The Grand Tour Series details the life of Cora Diehl Kensington, a woman of the Montana plains, swept up into a life of riches and privilege. Belatedly finding out a terrible secret about her parentage, Cora struggles to find out who she really is–as a child of God–in the midst of an enlightening, as well as dangerous, trip across Europe. (http://lisatawnbergren.com/books/)Why I have I waited so long to read a book by Lisa T. Bergren? I have no idea. I would say that her books are a step above Tracie Peterson's and on par with Julie Klassen's (no offence to either author).
Set in the early 1900s, Glamorous Illusions is a beautiful book from cover to cover. I loved every bit of it, which isn't something I say too often about the books I read. From the first pages I fell in love with Cora.
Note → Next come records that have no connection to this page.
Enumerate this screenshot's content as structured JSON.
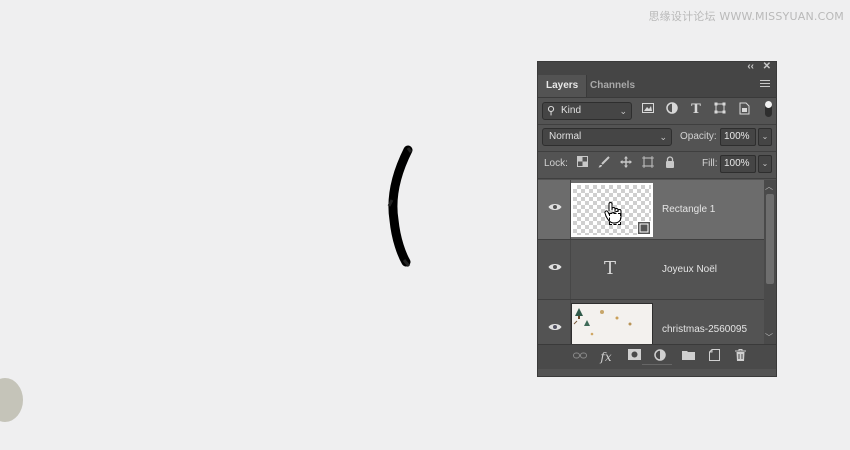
{
  "watermark": "思缘设计论坛 WWW.MISSYUAN.COM",
  "panel": {
    "collapse_glyph": "‹‹",
    "close_glyph": "✕",
    "tabs": [
      {
        "label": "Layers",
        "active": true
      },
      {
        "label": "Channels",
        "active": false
      }
    ],
    "filter": {
      "search_glyph": "⚲",
      "kind_label": "Kind",
      "icons": [
        "image-filter-icon",
        "adjustment-filter-icon",
        "type-filter-icon",
        "shape-filter-icon",
        "smart-object-filter-icon"
      ],
      "type_glyph": "T"
    },
    "blend_mode": "Normal",
    "opacity_label": "Opacity:",
    "opacity_value": "100%",
    "lock_label": "Lock:",
    "fill_label": "Fill:",
    "fill_value": "100%",
    "layers": [
      {
        "name": "Rectangle 1",
        "kind": "shape",
        "selected": true,
        "visible": true
      },
      {
        "name": "Joyeux Noël",
        "kind": "text",
        "selected": false,
        "visible": true,
        "glyph": "T"
      },
      {
        "name": "christmas-2560095",
        "kind": "image",
        "selected": false,
        "visible": true
      }
    ],
    "bottom_icons": [
      "link-layers-icon",
      "fx-icon",
      "add-mask-icon",
      "new-adjustment-icon",
      "new-group-icon",
      "new-layer-icon",
      "delete-layer-icon"
    ],
    "fx_label": "fx"
  },
  "colors": {
    "canvas": "#efeff0",
    "panel_bg": "#535353",
    "selected_row": "#6c6c6c"
  }
}
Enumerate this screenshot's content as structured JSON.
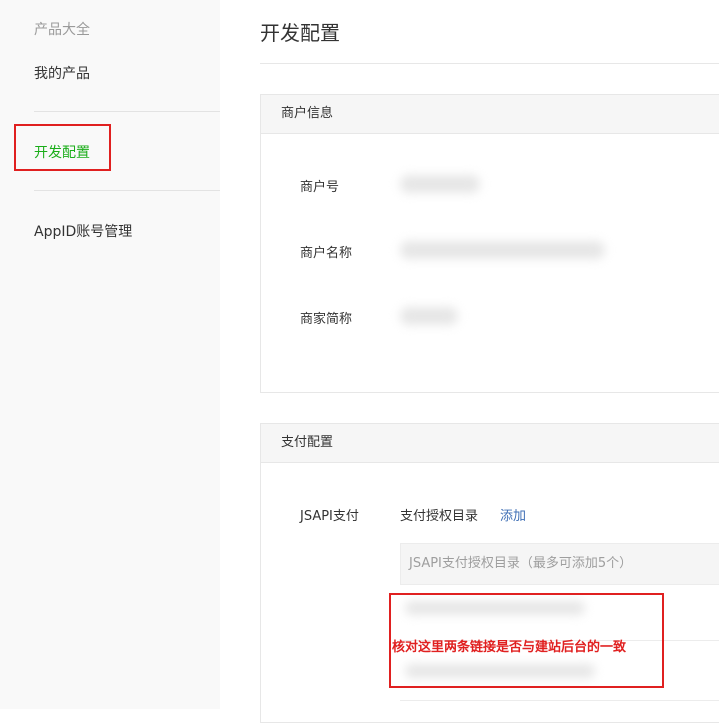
{
  "sidebar": {
    "group_label": "产品大全",
    "items": [
      {
        "label": "我的产品"
      },
      {
        "label": "开发配置"
      },
      {
        "label": "AppID账号管理"
      }
    ]
  },
  "main": {
    "title": "开发配置",
    "merchant_panel": {
      "title": "商户信息",
      "fields": [
        {
          "label": "商户号"
        },
        {
          "label": "商户名称"
        },
        {
          "label": "商家简称"
        }
      ]
    },
    "payment_panel": {
      "title": "支付配置",
      "jsapi_label": "JSAPI支付",
      "auth_dir_label": "支付授权目录",
      "add_link": "添加",
      "input_placeholder": "JSAPI支付授权目录（最多可添加5个）"
    }
  },
  "annotation": {
    "note": "核对这里两条链接是否与建站后台的一致"
  },
  "colors": {
    "active_green": "#1aad19",
    "annotation_red": "#e02020",
    "link_blue": "#3f6fb5"
  }
}
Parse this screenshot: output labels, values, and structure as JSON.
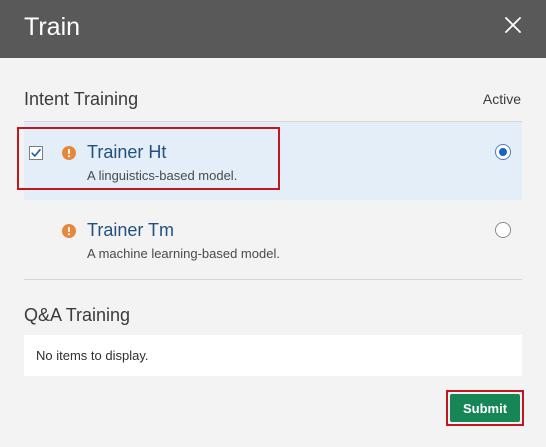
{
  "dialog": {
    "title": "Train",
    "close_icon": "close-icon"
  },
  "intent_training": {
    "heading": "Intent Training",
    "active_label": "Active",
    "trainers": [
      {
        "name": "Trainer Ht",
        "description": "A linguistics-based model.",
        "checked": true,
        "active": true,
        "status_icon": "warning-icon"
      },
      {
        "name": "Trainer Tm",
        "description": "A machine learning-based model.",
        "checked": false,
        "active": false,
        "status_icon": "warning-icon"
      }
    ]
  },
  "qa_training": {
    "heading": "Q&A Training",
    "empty_message": "No items to display."
  },
  "footer": {
    "submit_label": "Submit"
  },
  "colors": {
    "header_bg": "#595959",
    "selected_row_bg": "#e4eef9",
    "link_text": "#23517f",
    "warning": "#e5883b",
    "submit_bg": "#178657",
    "highlight_border": "#c0181d"
  }
}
She's a spirited, often stubborn, young woman, but she truly wants to trust God in all parts of her life. It's just not that easy. I can relate.
When Cora is told a secret about her parentage, she's whisked off to a new family and a new life, starting with a grand tour to Europe. It's the perfect setting for discovery: of Europe, of her family, of herself. And of course, we have to throw in a couple of love interests to make it all the more interesting. Bergren crafts the most interesting characters like William, Pierre, and, most fascinating to me, Mr. Kensington. I just can't figure him out. At the beginning I did not like him, but when he writes that letter to Cora... I'm having a hard time making up my mind! Hopefully I'll get a chance to figure him out in book two, Grave Consequences, which doesn't come out until (sigh) March 2013. The best part about the characters is that they seem so real. I'm tired of books that idealize people, or make them so one-sided; Glamorous Illusions does not disappoint.
Glamorous Illusions is written in first person but switches from the point of view of Cora to a narrator (third -person) view of Will. That's interesting but at times a bit odd to me. I think it would have been better if both were in first person, but maybe Bergren felt that would be too confusing to the reader (which it definitely could be). Still, I liked seeing Will's perspective. And of course, since this is the start of a series, the ending was unfortunately abrupt and left me dangling off the cliff by a small thread.
Shockingly, I got this book free on my Kindle several months ago. Soon after I finished Glamorous Illusions I looked up when the second book is coming out. So far away! (Ha, not really.) Thankfully, I found Bergren's first book in the River of Time Series, Waterfall, on sale for $1.99. :) A good way to cope, I thought, but it only took me a day to read. Review of that coming soon, because it was good.
2012 Goal: Book 38 of 50